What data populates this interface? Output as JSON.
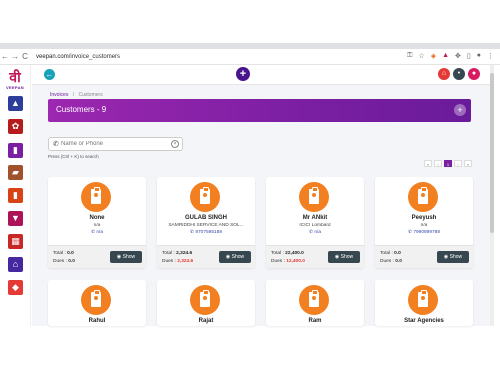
{
  "browser": {
    "url_domain": "veepan.com",
    "url_path": "/invoice_customers",
    "nav_back": "←",
    "nav_forward": "→",
    "nav_reload": "C"
  },
  "sidebar": {
    "logo_mark": "वी",
    "logo_text": "VEEPAN",
    "items": [
      {
        "icon": "chart-icon",
        "glyph": "▲",
        "color": "#2c3e9a"
      },
      {
        "icon": "settings-icon",
        "glyph": "✿",
        "color": "#b71c1c"
      },
      {
        "icon": "document-icon",
        "glyph": "▮",
        "color": "#7b1fa2"
      },
      {
        "icon": "folder-icon",
        "glyph": "▰",
        "color": "#a0522d"
      },
      {
        "icon": "bag-icon",
        "glyph": "▮",
        "color": "#d84315"
      },
      {
        "icon": "basket-icon",
        "glyph": "▼",
        "color": "#ad1457"
      },
      {
        "icon": "calendar-icon",
        "glyph": "▦",
        "color": "#c62828"
      },
      {
        "icon": "bank-icon",
        "glyph": "⌂",
        "color": "#4527a0"
      },
      {
        "icon": "tag-icon",
        "glyph": "◆",
        "color": "#e53935"
      }
    ]
  },
  "topbar": {
    "back_glyph": "←",
    "add_glyph": "+",
    "home_glyph": "⌂",
    "bell_glyph": "•",
    "user_glyph": "●"
  },
  "breadcrumb": {
    "parent": "Invoices",
    "separator": "/",
    "current": "Customers"
  },
  "header": {
    "title": "Customers - 9",
    "add_glyph": "+"
  },
  "search": {
    "placeholder": "Name or Phone",
    "value": "",
    "hint": "Press (Ctrl + K) to search",
    "clear_glyph": "×"
  },
  "pager": {
    "prev2": "«",
    "prev": "‹",
    "current": "1",
    "next": "›",
    "next2": "»"
  },
  "labels": {
    "total": "Total :",
    "dues": "Dues :",
    "show": "Show",
    "eye": "◉",
    "phone_glyph": "✆"
  },
  "customers": [
    {
      "name": "None",
      "sub": "n/a",
      "phone": "n/a",
      "total": "0.0",
      "dues": "0.0"
    },
    {
      "name": "GULAB SINGH",
      "sub": "SAMRIDDHI SERVICE AND SOL...",
      "phone": "8707595188",
      "total": "2,324.6",
      "dues": "2,324.6"
    },
    {
      "name": "Mr ANkit",
      "sub": "ICICI Lombard",
      "phone": "n/a",
      "total": "22,400.0",
      "dues": "12,400.0"
    },
    {
      "name": "Peeyush",
      "sub": "n/a",
      "phone": "7990899788",
      "total": "0.0",
      "dues": "0.0"
    },
    {
      "name": "Rahul",
      "sub": "",
      "phone": "",
      "total": "",
      "dues": ""
    },
    {
      "name": "Rajat",
      "sub": "",
      "phone": "",
      "total": "",
      "dues": ""
    },
    {
      "name": "Ram",
      "sub": "",
      "phone": "",
      "total": "",
      "dues": ""
    },
    {
      "name": "Star Agencies",
      "sub": "",
      "phone": "",
      "total": "",
      "dues": ""
    }
  ]
}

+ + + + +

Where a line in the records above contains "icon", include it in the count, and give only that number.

9